“Why does my hip hurt when I lie on it?”
“How do I stop my hips from hurting when I sleep?”
“Why does my hip hurt when I sit or lie down?”
“I started doing exercise and now my hip hurts”
What is the most common reason for hip pain?
These are concerns we often hear in the clinic, and are often reported by women 40-60 years of age. Sometimes it’s after starting an exercise program e.g. walking regularly or going to the gym. It can also occur for no obvious reason.
Symptoms are often pain on the outside of the hip, thigh and buttock pain. It can also refer pain into the groin area too.
What causes hip pain?
In females aged 40-60 years, the most common source of hip pain is a condition called ‘Gluteal Tendinopathy’. This is a condition involving overload or irritation of the gluteal tendons in your buttock region. In many cases, it occurs alongside irritation of one of the bursas in your hip. When the bursa gets irritated and swollen, this is called bursitis.
Bursitis and tendinopathy can occur together in several locations around the body including hips and shoulders. Bursitis and tendinopathy can cause mild pain, through to being very painful and limiting.
What does hip bursitis feel like?
Hip bursitis tends to give you pain on the side of your hip. It can also result in pain down your thigh and into your groin. It might feel sore when you lie on your sore hip, or put pressure on it. Clients often report the following activities are painful:
- prolonged sitting especially in low chairs
- going up and down stairs
- getting out of a chair
- lying on either side
- sitting crossed legged
What aggravates hip bursitis?
Hip bursitis can be aggravated by sudden changes in the amount of activity you do, such as when starting a new exercise routine, or increasing your walking distance or intensity. This may occur when you are intentionally exercising more, or it can be when you’re out of routine like when going on holidays and walking around more than usual.
Why does my hip hurt when I lie on it?
Hip pain when sleeping or lying on your side can be caused by a range of conditions, including tendinopathy, bursitis, osteoarthritis and sciatic pain.
Hip pain can be due to inflammation, swelling and the added pressure on the irritated structures in your hip as you lie on it.
The impact of any of these conditions can lead to sleep deprivation, inability to walk normal distances/hills, inability to sit for long periods at work and the inability to carry shopping.
How do I get rid of hip bursitis?
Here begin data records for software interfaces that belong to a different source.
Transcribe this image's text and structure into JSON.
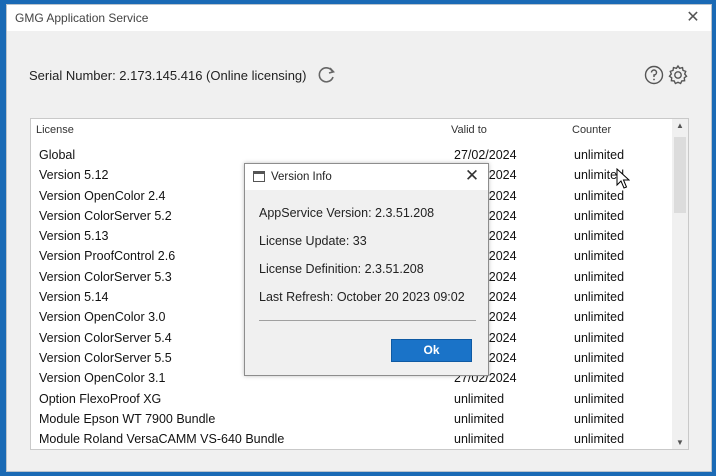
{
  "window": {
    "title": "GMG Application Service",
    "close_symbol": "✕"
  },
  "serial": {
    "text": "Serial Number: 2.173.145.416 (Online licensing)"
  },
  "table": {
    "headers": [
      "License",
      "Valid to",
      "Counter"
    ],
    "rows": [
      [
        "Global",
        "27/02/2024",
        "unlimited"
      ],
      [
        "Version 5.12",
        "27/02/2024",
        "unlimited"
      ],
      [
        "Version OpenColor 2.4",
        "27/02/2024",
        "unlimited"
      ],
      [
        "Version ColorServer 5.2",
        "27/02/2024",
        "unlimited"
      ],
      [
        "Version 5.13",
        "27/02/2024",
        "unlimited"
      ],
      [
        "Version ProofControl 2.6",
        "27/02/2024",
        "unlimited"
      ],
      [
        "Version ColorServer 5.3",
        "27/02/2024",
        "unlimited"
      ],
      [
        "Version 5.14",
        "27/02/2024",
        "unlimited"
      ],
      [
        "Version OpenColor 3.0",
        "27/02/2024",
        "unlimited"
      ],
      [
        "Version ColorServer 5.4",
        "27/02/2024",
        "unlimited"
      ],
      [
        "Version ColorServer 5.5",
        "27/02/2024",
        "unlimited"
      ],
      [
        "Version OpenColor 3.1",
        "27/02/2024",
        "unlimited"
      ],
      [
        "Option FlexoProof XG",
        "unlimited",
        "unlimited"
      ],
      [
        "Module Epson WT 7900 Bundle",
        "unlimited",
        "unlimited"
      ],
      [
        "Module Roland VersaCAMM VS-640 Bundle",
        "unlimited",
        "unlimited"
      ]
    ]
  },
  "dialog": {
    "title": "Version Info",
    "close_symbol": "✕",
    "lines": [
      "AppService Version: 2.3.51.208",
      "License Update: 33",
      "License Definition: 2.3.51.208",
      "Last Refresh: October 20 2023 09:02"
    ],
    "ok_label": "Ok"
  },
  "icons": {
    "refresh": "refresh-icon",
    "help": "help-icon",
    "settings": "gear-icon"
  },
  "colors": {
    "accent": "#1a73c8",
    "desktop": "#1a6ab5"
  }
}
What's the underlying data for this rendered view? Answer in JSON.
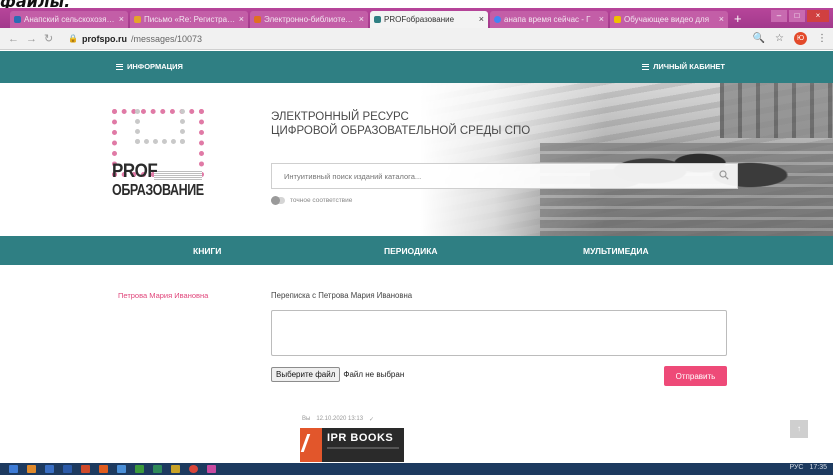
{
  "caption": "файлы.",
  "browser": {
    "tabs": [
      {
        "title": "Анапский сельскохозяйственный",
        "favicon_color": "#2a6db3",
        "active": false
      },
      {
        "title": "Письмо «Re: Регистрация",
        "favicon_color": "#e5a52a",
        "active": false
      },
      {
        "title": "Электронно-библиотечная",
        "favicon_color": "#e07020",
        "active": false
      },
      {
        "title": "PROFобразование",
        "favicon_color": "#2f7f83",
        "active": true
      },
      {
        "title": "анапа время сейчас - Г",
        "favicon_color": "#4285f4",
        "active": false
      },
      {
        "title": "Обучающее видео для",
        "favicon_color": "#f0c000",
        "active": false
      }
    ],
    "new_tab": "+",
    "url_host": "profspo.ru",
    "url_path": "/messages/10073",
    "profile_letter": "Ю"
  },
  "top_nav": {
    "left_label": "ИНФОРМАЦИЯ",
    "right_label": "ЛИЧНЫЙ КАБИНЕТ"
  },
  "hero": {
    "logo_line1": "PROF",
    "logo_line2": "ОБРАЗОВАНИЕ",
    "tagline_line1": "ЭЛЕКТРОННЫЙ РЕСУРС",
    "tagline_line2": "ЦИФРОВОЙ ОБРАЗОВАТЕЛЬНОЙ СРЕДЫ СПО",
    "search_placeholder": "Интуитивный поиск изданий каталога...",
    "exact_match_label": "точное соответствие"
  },
  "main_nav": {
    "books": "КНИГИ",
    "periodicals": "ПЕРИОДИКА",
    "multimedia": "МУЛЬТИМЕДИА"
  },
  "messages": {
    "sidebar_user": "Петрова Мария Ивановна",
    "thread_title": "Переписка с Петрова Мария Ивановна",
    "choose_file": "Выберите файл",
    "no_file": "Файл не выбран",
    "send": "Отправить",
    "last_message_author": "Вы",
    "last_message_time": "12.10.2020 13:13",
    "attachment_logo_text": "IPR BOOKS"
  },
  "taskbar": {
    "lang": "РУС",
    "time": "17:35"
  }
}
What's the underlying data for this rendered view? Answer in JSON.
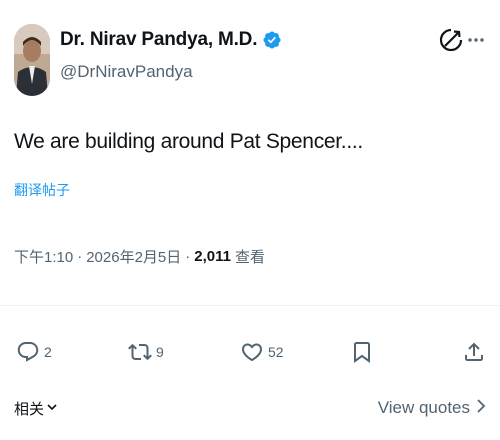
{
  "author": {
    "display_name": "Dr. Nirav Pandya, M.D.",
    "handle": "@DrNiravPandya",
    "verified": true
  },
  "post": {
    "text": "We are building around Pat Spencer....",
    "translate_label": "翻译帖子",
    "time": "下午1:10",
    "separator1": "·",
    "date": "2026年2月5日",
    "separator2": "·",
    "views_count": "2,011",
    "views_label": "查看"
  },
  "actions": {
    "reply_count": "2",
    "repost_count": "9",
    "like_count": "52"
  },
  "footer": {
    "related_label": "相关",
    "view_quotes_label": "View quotes"
  },
  "colors": {
    "accent": "#1d9bf0",
    "muted": "#536471",
    "text": "#0f1419"
  },
  "icons": [
    "verified-badge-icon",
    "grok-icon",
    "more-options-icon",
    "reply-icon",
    "repost-icon",
    "like-icon",
    "bookmark-icon",
    "share-icon",
    "chevron-down-icon",
    "chevron-right-icon"
  ]
}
The best way to get rid of hip bursitis is through a thorough assessment, and then addressing the weaknesses or mechanics that caused the hip bursitis. For some people their recovery will involve strengthening exercises, stretching exercises or adjusting their walking pattern. In some cases adjusting habits to reduce load on the hip will assist recovery. As every person is different, recovery from hip bursitis will be different for each person.
Is walking good for hip bursitis?
When you have a current injury, it’s always best to be assessed by a Physiotherapist before continuing or increasing your normal exercise routine. As general advice, yes, walking is often good for hip bursitis. Our bodies are designed to move, and walking is one of the easiest ways to get movement into your day.
In some cases, the way someone walks can aggravate hip bursitis, so an individual assessment with a Physiotherapist will help guide you. Sometimes we need to start with a phase of de-loading to help reduce pain and inflammation, and then add a strength program, before returning to walking.
Can Physiotherapy help hip pain?
The answer to this question is YES. A Physiotherapy assessment is the best starting point for hip pain, as your Physiotherapist can assess your hip and diagnose the condition that may be causing your pain.
What will a Physio do for hip pain?
After being assessed by your Physiotherapist, they will then commence treatment and provide a plan to reduce pain and improve your function. Your Physio will also teach you exercises that will specifically improve the strength and movement in your hip, to help reduce the pain long term.
What is the best way to relieve hip pain?
Book in to see one of our experienced Physiotherapists to be fully assessed, and find out what you need to do to get rid of your hip pain.